by the UNESCO Open Educational Resources Community today. For those of you who don’t know, the UNESCO OER Community is an international online community “[connecting] over 700 individuals in 105 countries to share information and discuss issues surrounding the production and use of Open Educational Resources – web-based materials offered freely and openly for use and reuse in teaching, learning and research.” (We blogged about them last October.) The new discussion will run for three weeks and is open to all. From their community’s wiki:
“OER is seen as having the potential to extend access to knowledge worldwide, but there exist certain barriers to its achieving this objective. Access is one potential barrier – and a crucial challenge.
Although our initial interaction on the issue started with the consideration of limited or no connectivity, lack of electricity was identified as an even more basic barrier to access to OER. However, there are many other potential barriers or constraints and it will be useful to identify the range of them, for there are emerging solutions or approaches that would mitigate the problems. Developers of OER will benefit from having these in mind – donors and other agencies may be able to contribute to addressing them.”
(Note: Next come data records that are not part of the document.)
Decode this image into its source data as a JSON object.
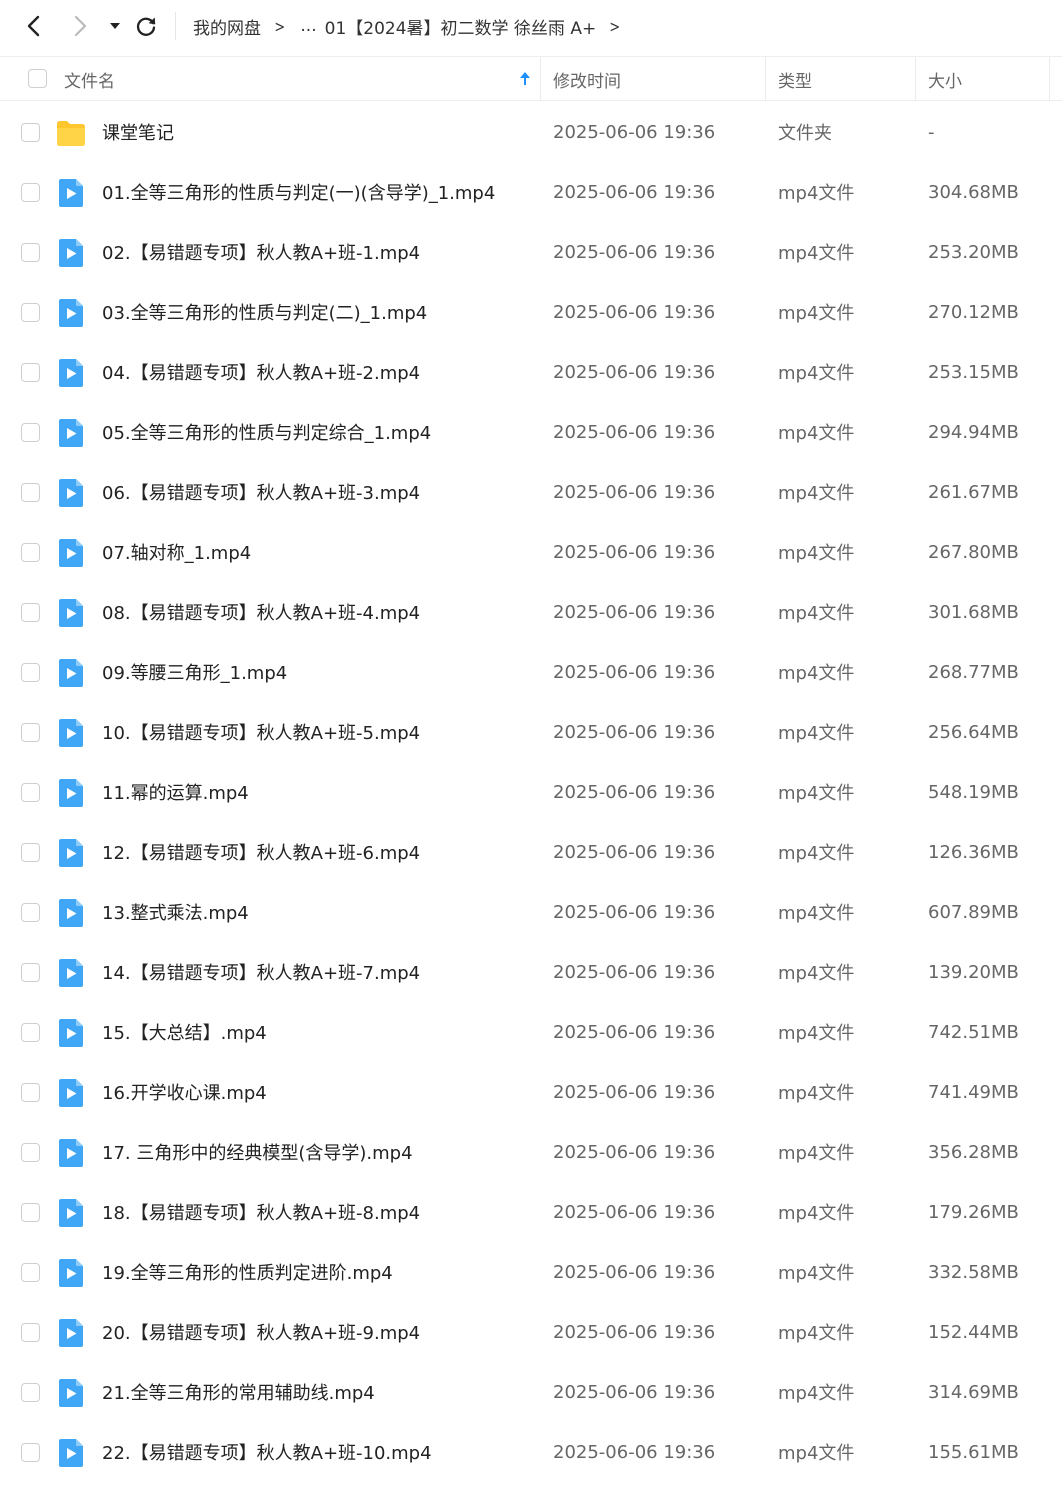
{
  "nav": {
    "breadcrumb_root": "我的网盘",
    "breadcrumb_ellipsis": "...",
    "breadcrumb_current": "01【2024暑】初二数学 徐丝雨 A+",
    "chevron": ">"
  },
  "columns": {
    "name": "文件名",
    "mtime": "修改时间",
    "type": "类型",
    "size": "大小"
  },
  "colors": {
    "folder": "#FFC62E",
    "video_icon": "#3FA7F5",
    "sort_arrow": "#1E90FF"
  },
  "files": [
    {
      "icon": "folder-icon",
      "name": "课堂笔记",
      "mtime": "2025-06-06 19:36",
      "type": "文件夹",
      "size": "-"
    },
    {
      "icon": "video-file-icon",
      "name": "01.全等三角形的性质与判定(一)(含导学)_1.mp4",
      "mtime": "2025-06-06 19:36",
      "type": "mp4文件",
      "size": "304.68MB"
    },
    {
      "icon": "video-file-icon",
      "name": "02.【易错题专项】秋人教A+班-1.mp4",
      "mtime": "2025-06-06 19:36",
      "type": "mp4文件",
      "size": "253.20MB"
    },
    {
      "icon": "video-file-icon",
      "name": "03.全等三角形的性质与判定(二)_1.mp4",
      "mtime": "2025-06-06 19:36",
      "type": "mp4文件",
      "size": "270.12MB"
    },
    {
      "icon": "video-file-icon",
      "name": "04.【易错题专项】秋人教A+班-2.mp4",
      "mtime": "2025-06-06 19:36",
      "type": "mp4文件",
      "size": "253.15MB"
    },
    {
      "icon": "video-file-icon",
      "name": "05.全等三角形的性质与判定综合_1.mp4",
      "mtime": "2025-06-06 19:36",
      "type": "mp4文件",
      "size": "294.94MB"
    },
    {
      "icon": "video-file-icon",
      "name": "06.【易错题专项】秋人教A+班-3.mp4",
      "mtime": "2025-06-06 19:36",
      "type": "mp4文件",
      "size": "261.67MB"
    },
    {
      "icon": "video-file-icon",
      "name": "07.轴对称_1.mp4",
      "mtime": "2025-06-06 19:36",
      "type": "mp4文件",
      "size": "267.80MB"
    },
    {
      "icon": "video-file-icon",
      "name": "08.【易错题专项】秋人教A+班-4.mp4",
      "mtime": "2025-06-06 19:36",
      "type": "mp4文件",
      "size": "301.68MB"
    },
    {
      "icon": "video-file-icon",
      "name": "09.等腰三角形_1.mp4",
      "mtime": "2025-06-06 19:36",
      "type": "mp4文件",
      "size": "268.77MB"
    },
    {
      "icon": "video-file-icon",
      "name": "10.【易错题专项】秋人教A+班-5.mp4",
      "mtime": "2025-06-06 19:36",
      "type": "mp4文件",
      "size": "256.64MB"
    },
    {
      "icon": "video-file-icon",
      "name": "11.幂的运算.mp4",
      "mtime": "2025-06-06 19:36",
      "type": "mp4文件",
      "size": "548.19MB"
    },
    {
      "icon": "video-file-icon",
      "name": "12.【易错题专项】秋人教A+班-6.mp4",
      "mtime": "2025-06-06 19:36",
      "type": "mp4文件",
      "size": "126.36MB"
    },
    {
      "icon": "video-file-icon",
      "name": "13.整式乘法.mp4",
      "mtime": "2025-06-06 19:36",
      "type": "mp4文件",
      "size": "607.89MB"
    },
    {
      "icon": "video-file-icon",
      "name": "14.【易错题专项】秋人教A+班-7.mp4",
      "mtime": "2025-06-06 19:36",
      "type": "mp4文件",
      "size": "139.20MB"
    },
    {
      "icon": "video-file-icon",
      "name": "15.【大总结】.mp4",
      "mtime": "2025-06-06 19:36",
      "type": "mp4文件",
      "size": "742.51MB"
    },
    {
      "icon": "video-file-icon",
      "name": "16.开学收心课.mp4",
      "mtime": "2025-06-06 19:36",
      "type": "mp4文件",
      "size": "741.49MB"
    },
    {
      "icon": "video-file-icon",
      "name": "17. 三角形中的经典模型(含导学).mp4",
      "mtime": "2025-06-06 19:36",
      "type": "mp4文件",
      "size": "356.28MB"
    },
    {
      "icon": "video-file-icon",
      "name": "18.【易错题专项】秋人教A+班-8.mp4",
      "mtime": "2025-06-06 19:36",
      "type": "mp4文件",
      "size": "179.26MB"
    },
    {
      "icon": "video-file-icon",
      "name": "19.全等三角形的性质判定进阶.mp4",
      "mtime": "2025-06-06 19:36",
      "type": "mp4文件",
      "size": "332.58MB"
    },
    {
      "icon": "video-file-icon",
      "name": "20.【易错题专项】秋人教A+班-9.mp4",
      "mtime": "2025-06-06 19:36",
      "type": "mp4文件",
      "size": "152.44MB"
    },
    {
      "icon": "video-file-icon",
      "name": "21.全等三角形的常用辅助线.mp4",
      "mtime": "2025-06-06 19:36",
      "type": "mp4文件",
      "size": "314.69MB"
    },
    {
      "icon": "video-file-icon",
      "name": "22.【易错题专项】秋人教A+班-10.mp4",
      "mtime": "2025-06-06 19:36",
      "type": "mp4文件",
      "size": "155.61MB"
    }
  ]
}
This week the discussion will focus on “Identification and description of the main problems associated with access, and an initial development of a classification scheme.” The discussion is already underway, moderated by Bjoern Hassler, a senior research associate at the University of Cambridge, so if you have something to say, go join it now!
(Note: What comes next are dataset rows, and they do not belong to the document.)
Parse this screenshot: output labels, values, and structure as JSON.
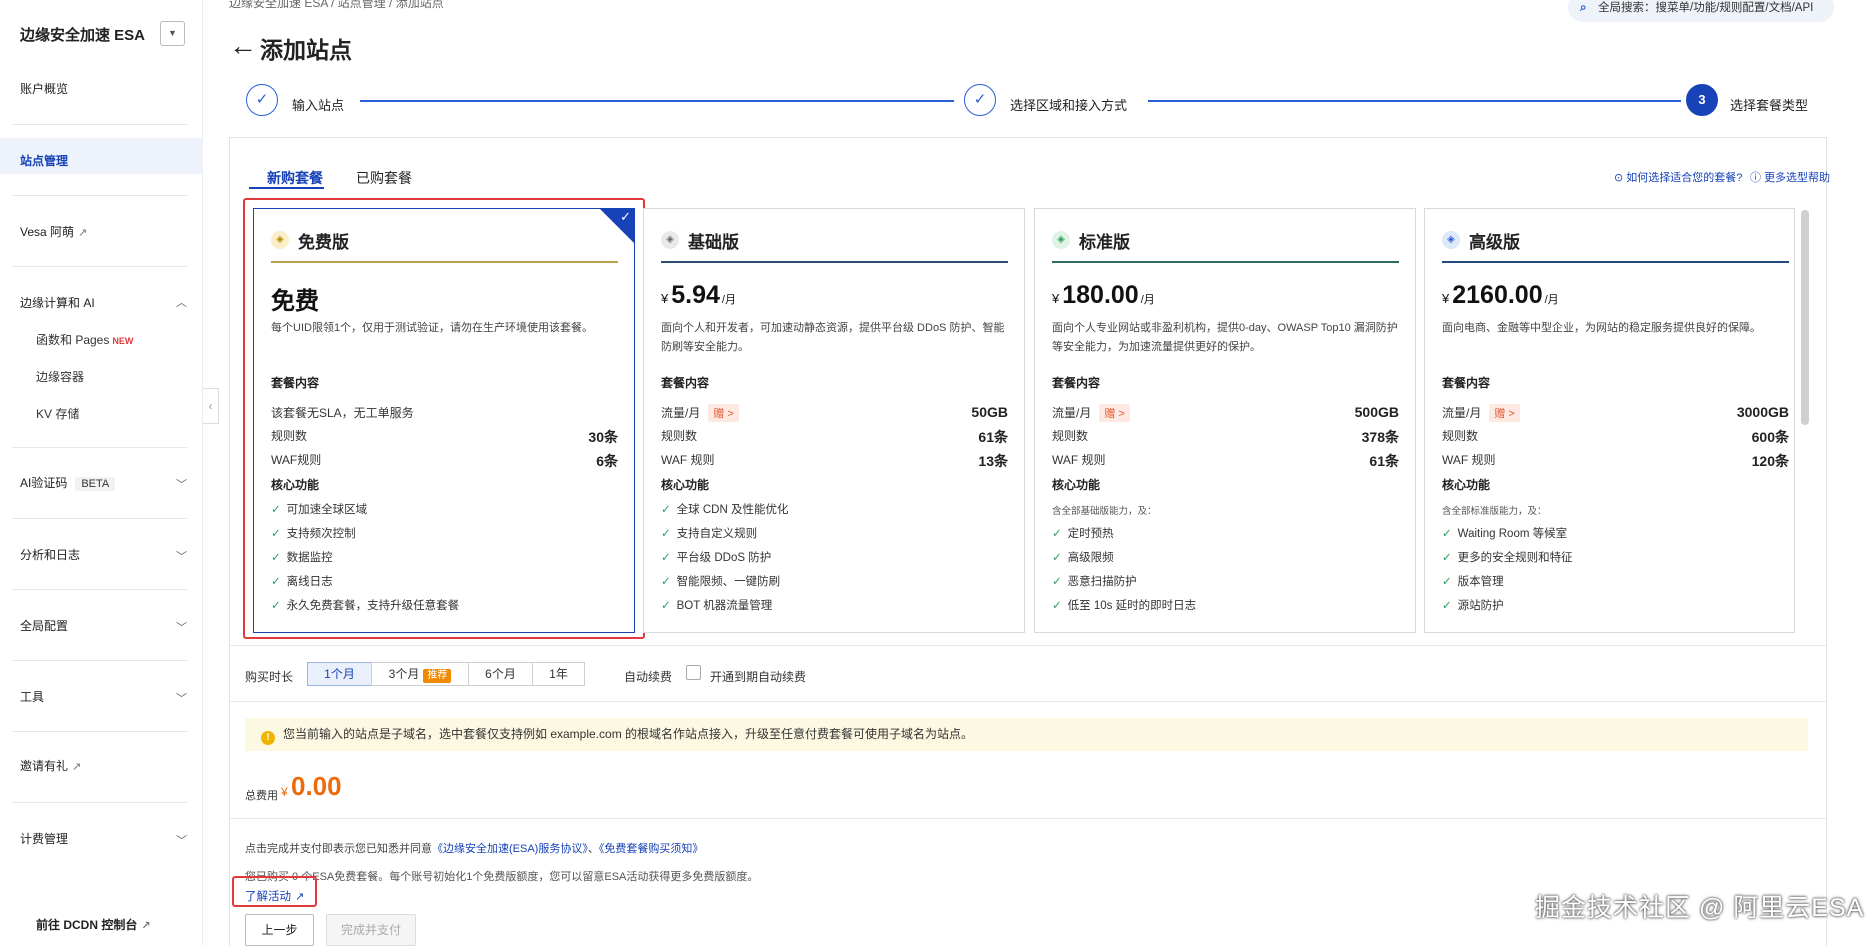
{
  "sidebar": {
    "title": "边缘安全加速 ESA",
    "items": {
      "overview": "账户概览",
      "sites": "站点管理",
      "vesa": "Vesa 阿萌",
      "edge": "边缘计算和 AI",
      "functions": "函数和 Pages",
      "functions_tag": "NEW",
      "container": "边缘容器",
      "kv": "KV 存储",
      "captcha": "AI验证码",
      "captcha_tag": "BETA",
      "analytics": "分析和日志",
      "global": "全局配置",
      "tools": "工具",
      "invite": "邀请有礼",
      "billing": "计费管理",
      "dcdn": "前往 DCDN 控制台"
    }
  },
  "header": {
    "breadcrumb": "边缘安全加速 ESA  /  站点管理  /  添加站点",
    "search": "全局搜索：搜菜单/功能/规则配置/文档/API",
    "title": "添加站点"
  },
  "steps": [
    {
      "label": "输入站点",
      "mark": "✓"
    },
    {
      "label": "选择区域和接入方式",
      "mark": "✓"
    },
    {
      "label": "选择套餐类型",
      "mark": "3"
    }
  ],
  "tabs": {
    "new": "新购套餐",
    "bought": "已购套餐"
  },
  "help": {
    "how": "如何选择适合您的套餐?",
    "more": "更多选型帮助"
  },
  "plans": [
    {
      "name": "免费版",
      "price_text": "免费",
      "desc": "每个UID限领1个，仅用于测试验证，请勿在生产环境使用该套餐。",
      "content_title": "套餐内容",
      "sla": "该套餐无SLA，无工单服务",
      "rules_label": "规则数",
      "rules": "30条",
      "waf_label": "WAF规则",
      "waf": "6条",
      "core_title": "核心功能",
      "features": [
        "可加速全球区域",
        "支持频次控制",
        "数据监控",
        "离线日志",
        "永久免费套餐，支持升级任意套餐"
      ]
    },
    {
      "name": "基础版",
      "currency": "¥",
      "price": "5.94",
      "unit": "/月",
      "desc": "面向个人和开发者，可加速动静态资源，提供平台级 DDoS 防护、智能防刷等安全能力。",
      "content_title": "套餐内容",
      "traffic_label": "流量/月",
      "gift": "赠 >",
      "traffic": "50GB",
      "rules_label": "规则数",
      "rules": "61条",
      "waf_label": "WAF 规则",
      "waf": "13条",
      "core_title": "核心功能",
      "features": [
        "全球 CDN 及性能优化",
        "支持自定义规则",
        "平台级 DDoS 防护",
        "智能限频、一键防刷",
        "BOT 机器流量管理"
      ]
    },
    {
      "name": "标准版",
      "currency": "¥",
      "price": "180.00",
      "unit": "/月",
      "desc": "面向个人专业网站或非盈利机构，提供0-day、OWASP Top10 漏洞防护等安全能力，为加速流量提供更好的保护。",
      "content_title": "套餐内容",
      "traffic_label": "流量/月",
      "gift": "赠 >",
      "traffic": "500GB",
      "rules_label": "规则数",
      "rules": "378条",
      "waf_label": "WAF 规则",
      "waf": "61条",
      "core_title": "核心功能",
      "note": "含全部基础版能力，及：",
      "features": [
        "定时预热",
        "高级限频",
        "恶意扫描防护",
        "低至 10s 延时的即时日志"
      ]
    },
    {
      "name": "高级版",
      "currency": "¥",
      "price": "2160.00",
      "unit": "/月",
      "desc": "面向电商、金融等中型企业，为网站的稳定服务提供良好的保障。",
      "content_title": "套餐内容",
      "traffic_label": "流量/月",
      "gift": "赠 >",
      "traffic": "3000GB",
      "rules_label": "规则数",
      "rules": "600条",
      "waf_label": "WAF 规则",
      "waf": "120条",
      "core_title": "核心功能",
      "note": "含全部标准版能力，及：",
      "features": [
        "Waiting Room 等候室",
        "更多的安全规则和特征",
        "版本管理",
        "源站防护"
      ]
    }
  ],
  "duration": {
    "label": "购买时长",
    "options": [
      "1个月",
      "3个月",
      "6个月",
      "1年"
    ],
    "recommend": "推荐",
    "auto_label": "自动续费",
    "auto_check": "开通到期自动续费"
  },
  "notice": "您当前输入的站点是子域名，选中套餐仅支持例如 example.com 的根域名作站点接入，升级至任意付费套餐可使用子域名为站点。",
  "total": {
    "label": "总费用",
    "currency": "¥",
    "value": "0.00"
  },
  "agreement": {
    "prefix": "点击完成并支付即表示您已知悉并同意",
    "link1": "《边缘安全加速(ESA)服务协议》",
    "sep": "、",
    "link2": "《免费套餐购买须知》"
  },
  "info": "您已购买 0 个ESA免费套餐。每个账号初始化1个免费版额度，您可以留意ESA活动获得更多免费版额度。",
  "activity_link": "了解活动",
  "buttons": {
    "prev": "上一步",
    "finish": "完成并支付"
  },
  "watermark": "掘金技术社区 @ 阿里云ESA",
  "colors": {
    "accent": "#1742b8",
    "highlight": "#e23a3a",
    "price": "#ee6a0a",
    "check": "#2e9e5a"
  }
}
All content on the UNESCO OER Community wiki is licensed CC BY-SA. Like ccLearn, UNESCO’s work on open educational resources is generously supported by The William and Flora Hewlett Foundation.Comments Off
Catherine Casserly, Director of Open Educational Resources Initiative at the William and Flora Hewlett Foundation, and long-time supporter of CC, has taken a new position at The Carnegie Foundation for the Advancement of Teaching. As stated in the press release:
As the first full-time Senior Partner appointed by Carnegie President Anthony S. Bryk, Casserly will be responsible for new program initiatives and will manage the strategic direction of Carnegie’s work in Open Educational Resources. In leading efforts to build a new field of Design, Educational Engineering and Development, Carnegie provides an ideal combination of timing and place to extend the knowledge and evidence base regarding the effectiveness of innovation and Open Educational Resources for learning.
Catherine Casserly and The William and Flora Hewlett Foundation have been instrumental in the growth of Creative Commons and in establishing ccLearn. It’s important for the commons community to recognize the work Casserly has done over the years, as she has been and will continue to be a key player in the open movement. Congratulations to Catherine and Carnegie from all of us here at CC!Comments Off